Garden machinery dealership founder dies
The founder of a garden machinery dealership and BAGMA member has died suddenly aged 85.
Ron Smith, the founder of the garden machinery dealership that carries his name, died suddenly at home on June 26. He leaves two children, Mark and Dawn and four grandchildren.
Mark, who now runs the business said: “It came as a complete shock. Dad passed away suddenly in the evening, having come to the business a few hours earlier to look at recently installed racking and to discuss overall business – and was looking forward to another visit soon.”
Having initially worked for farm machinery dealer, J C Baker in Worcester for several years, Ron decided to set up on his own in 1967, buying a Morris Minor van with a logo designed and painted by his late wife, Gina.

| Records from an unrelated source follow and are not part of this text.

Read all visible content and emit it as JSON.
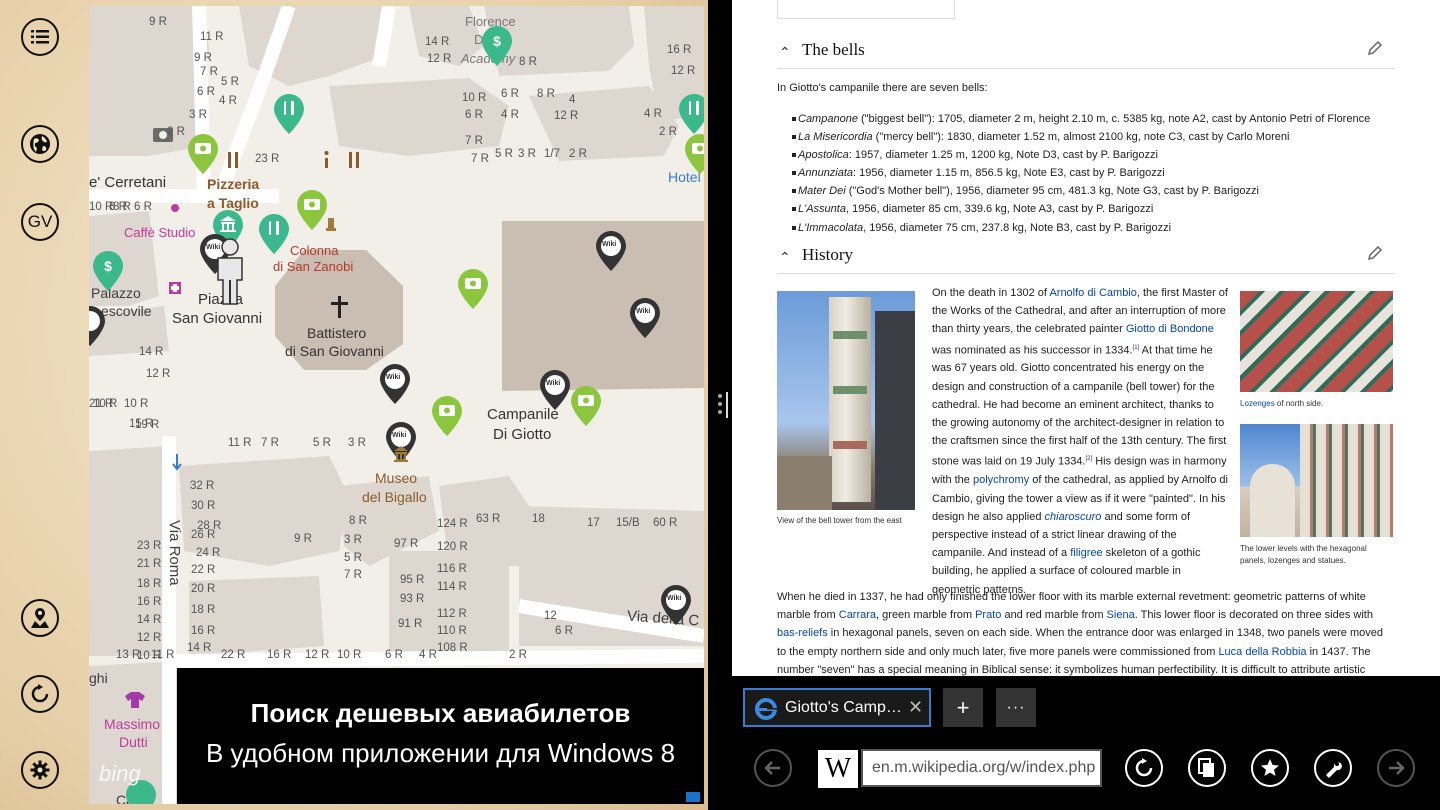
{
  "map_app": {
    "rail": {
      "menu_icon": "list-icon",
      "globe_icon": "globe-icon",
      "gv_label": "GV",
      "location_icon": "person-pin-icon",
      "refresh_icon": "refresh-icon",
      "settings_icon": "gear-icon"
    },
    "labels": {
      "florence": "Florence",
      "academy_a": "D",
      "academy_b": "Academy",
      "cerretani": "e' Cerretani",
      "pizzeria_1": "Pizzeria",
      "pizzeria_2": "a Taglio",
      "caffe": "Caffè Studio",
      "colonna_1": "Colonna",
      "colonna_2": "di San Zanobi",
      "palazzo_1": "Palazzo",
      "palazzo_2": "escovile",
      "piazza_1": "Piazza",
      "piazza_2": "San Giovanni",
      "battistero_1": "Battistero",
      "battistero_2": "di San Giovanni",
      "campanile_1": "Campanile",
      "campanile_2": "Di Giotto",
      "museo_1": "Museo",
      "museo_2": "del Bigallo",
      "via_roma": "Via Roma",
      "via_della": "Via della C",
      "hotel": "Hotel",
      "massimo_1": "Massimo",
      "massimo_2": "Dutti",
      "ghi": "ghi",
      "caffe2": "Caffè"
    },
    "numbers": {
      "n1": "11 R",
      "n2": "9 R",
      "n3": "7 R",
      "n4": "5 R",
      "n5": "6 R",
      "n6": "4 R",
      "n7": "3 R",
      "n8": "2 R",
      "n9": "23 R",
      "n10": "7 R",
      "n11": "5 R",
      "n12": "3 R",
      "n13": "1/7",
      "n14": "2 R",
      "n15": "14 R",
      "n16": "12 R",
      "n17": "10 R",
      "n18": "8 R",
      "n19": "6 R",
      "n20": "4 R",
      "n21": "2 R",
      "n22": "16 R",
      "n23": "12 R",
      "n24": "10 R",
      "n25": "8 R",
      "n26": "6 R",
      "n27": "14 R",
      "n28": "12 R",
      "n29": "10 R",
      "n30": "32 R",
      "n31": "30 R",
      "n32": "28 R",
      "n33": "26 R",
      "n34": "24 R",
      "n35": "23 R",
      "n36": "22 R",
      "n37": "21 R",
      "n38": "20 R",
      "n39": "18 R",
      "n40": "16 R",
      "n41": "14 R",
      "n42": "18 R",
      "n43": "16 R",
      "n44": "14 R",
      "n45": "12 R",
      "n46": "10 R",
      "n47": "8 R",
      "n48": "9 R",
      "n49": "3 R",
      "n50": "5 R",
      "n51": "7 R",
      "n52": "97 R",
      "n53": "124 R",
      "n54": "63 R",
      "n55": "18",
      "n56": "17",
      "n57": "15/B",
      "n58": "60 R",
      "n59": "120 R",
      "n60": "116 R",
      "n61": "114 R",
      "n62": "112 R",
      "n63": "110 R",
      "n64": "108 R",
      "n65": "95 R",
      "n66": "93 R",
      "n67": "91 R",
      "n68": "12",
      "n69": "6 R",
      "n70": "22 R",
      "n71": "16 R",
      "n72": "12 R",
      "n73": "10 R",
      "n74": "6 R",
      "n75": "4 R",
      "n76": "2 R",
      "n77": "13 R",
      "n78": "11 R",
      "n79": "15 R",
      "n80": "11 R",
      "n81": "7 R",
      "n82": "5 R",
      "n83": "3 R",
      "n84": "21 R",
      "n85": "19 R",
      "n86": "8 R",
      "n87": "9 R",
      "n88": "7 R",
      "n89": "4",
      "n90": "12 R",
      "n91": "8 R",
      "n92": "6 R",
      "n93": "4 R",
      "n94": "10 R"
    },
    "wiki_pin": "Wiki",
    "ad": {
      "title": "Поиск дешевых авиабилетов",
      "subtitle": "В удобном приложении для Windows 8",
      "bing": "bing"
    }
  },
  "article": {
    "bells": {
      "heading": "The bells",
      "intro": "In Giotto's campanile there are seven bells:",
      "items": [
        {
          "name": "Campanone",
          "rest": " (\"biggest bell\"): 1705, diameter 2 m, height 2.10 m, c. 5385 kg, note A2, cast by Antonio Petri of Florence"
        },
        {
          "name": "La Misericordia",
          "rest": " (\"mercy bell\"): 1830, diameter 1.52 m, almost 2100 kg, note C3, cast by Carlo Moreni"
        },
        {
          "name": "Apostolica",
          "rest": ": 1957, diameter 1.25 m, 1200 kg, Note D3, cast by P. Barigozzi"
        },
        {
          "name": "Annunziata",
          "rest": ": 1956, diameter 1.15 m, 856.5 kg, Note E3, cast by P. Barigozzi"
        },
        {
          "name": "Mater Dei",
          "rest": " (\"God's Mother bell\"), 1956, diameter 95 cm, 481.3 kg, Note G3, cast by P. Barigozzi"
        },
        {
          "name": "L'Assunta",
          "rest": ", 1956, diameter 85 cm, 339.6 kg, Note A3, cast by P. Barigozzi"
        },
        {
          "name": "L'Immacolata",
          "rest": ", 1956, diameter 75 cm, 237.8 kg, Note B3, cast by P. Barigozzi"
        }
      ]
    },
    "history": {
      "heading": "History",
      "caption_tower": "View of the bell tower from the east",
      "caption_lozenges_link": "Lozenges",
      "caption_lozenges_rest": " of north side.",
      "caption_lower": "The lower levels with the hexagonal panels, lozenges and statues.",
      "p1": {
        "a": "On the death in 1302 of ",
        "l1": "Arnolfo di Cambio",
        "b": ", the first Master of the Works of the Cathedral, and after an interruption of more than thirty years, the celebrated painter ",
        "l2": "Giotto di Bondone",
        "c": " was nominated as his successor in 1334.",
        "r1": "[1]",
        "d": " At that time he was 67 years old. Giotto concentrated his energy on the design and construction of a campanile (bell tower) for the cathedral. He had become an eminent architect, thanks to the growing autonomy of the architect-designer in relation to the craftsmen since the first half of the 13th century. The first stone was laid on 19 July 1334.",
        "r2": "[2]",
        "e": " His design was in harmony with the ",
        "l3": "polychromy",
        "f": " of the cathedral, as applied by Arnolfo di Cambio, giving the tower a view as if it were \"painted\". In his design he also applied ",
        "l4": "chiaroscuro",
        "g": " and some form of perspective instead of a strict linear drawing of the campanile. And instead of a ",
        "l5": "filigree",
        "h": " skeleton of a gothic building, he applied a surface of coloured marble in geometric patterns."
      },
      "p2": {
        "a": "When he died in 1337, he had only finished the lower floor with its marble external revetment: geometric patterns of white marble from ",
        "l1": "Carrara",
        "b": ", green marble from ",
        "l2": "Prato",
        "c": " and red marble from ",
        "l3": "Siena",
        "d": ". This lower floor is decorated on three sides with ",
        "l4": "bas-reliefs",
        "e": " in hexagonal panels, seven on each side. When the entrance door was enlarged in 1348, two panels were moved to the empty northern side and only much later, five more panels were commissioned from ",
        "l5": "Luca della Robbia",
        "f": " in 1437. The number \"seven\" has a special meaning in Biblical sense: it symbolizes human perfectibility. It is difficult to attribute artistic"
      }
    }
  },
  "browser": {
    "tab_title": "Giotto's Camp…",
    "tab_close": "✕",
    "new_tab": "+",
    "more": "···",
    "site_letter": "W",
    "url": "en.m.wikipedia.org/w/index.php",
    "colors": {
      "accent": "#3a7bd5",
      "link": "#0645ad"
    }
  }
}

His initial franchises included Westwood where he was greatly helped by Peter Burnham and Homelite, then run by Peter Baker who later joined STIHL as managing director. He sold his first ride-on in 1972, the ubiquitous Westwood Lawn Bug for £182.
As the business grew, he invested in a Volkswagen pick- up truck to collect and deliver machines and repairs, again Gina provided the sign-writing and this time the van boasted a miniature lawnmower on the cab roof to promote his business.
In the 1980s, as the business grew, he purchased adjacent land in Worcester and opened a new showroom. He further expanded the business by opening a second branch in Hereford, and Mark joined the business in the early 1990s having been ever-present from an early age at demonstrations and shows as part of the family firm.
Over the years, Ron took every opportunity to showcase his company to the public at shows, open days and local events, being ever-present at the Three Counties and Malvern shows. In recent years, Mark has championed the use of online sales, using a selling medium that was never available to Ron in the formative days.
Expansion continues with the opening of a new showroom in Hereford in 2016 with an enlarged and centralised showroom, workshop and storage in Worcester planned for development.
Mark says he will miss the constant input and advice from Ron over the years. “Even in his retirement, he took an active interest in the business right up to the end. He was the ultimate self-made businessman, a constant in the fabric of business life in Worcester – and highly regarded and respected in the garden machinery industry by suppliers and fellow dealers over many years.”
A private funeral was held on July 17 in Worcester, and a memorial service is being planned for next year.
Article by Chris Biddle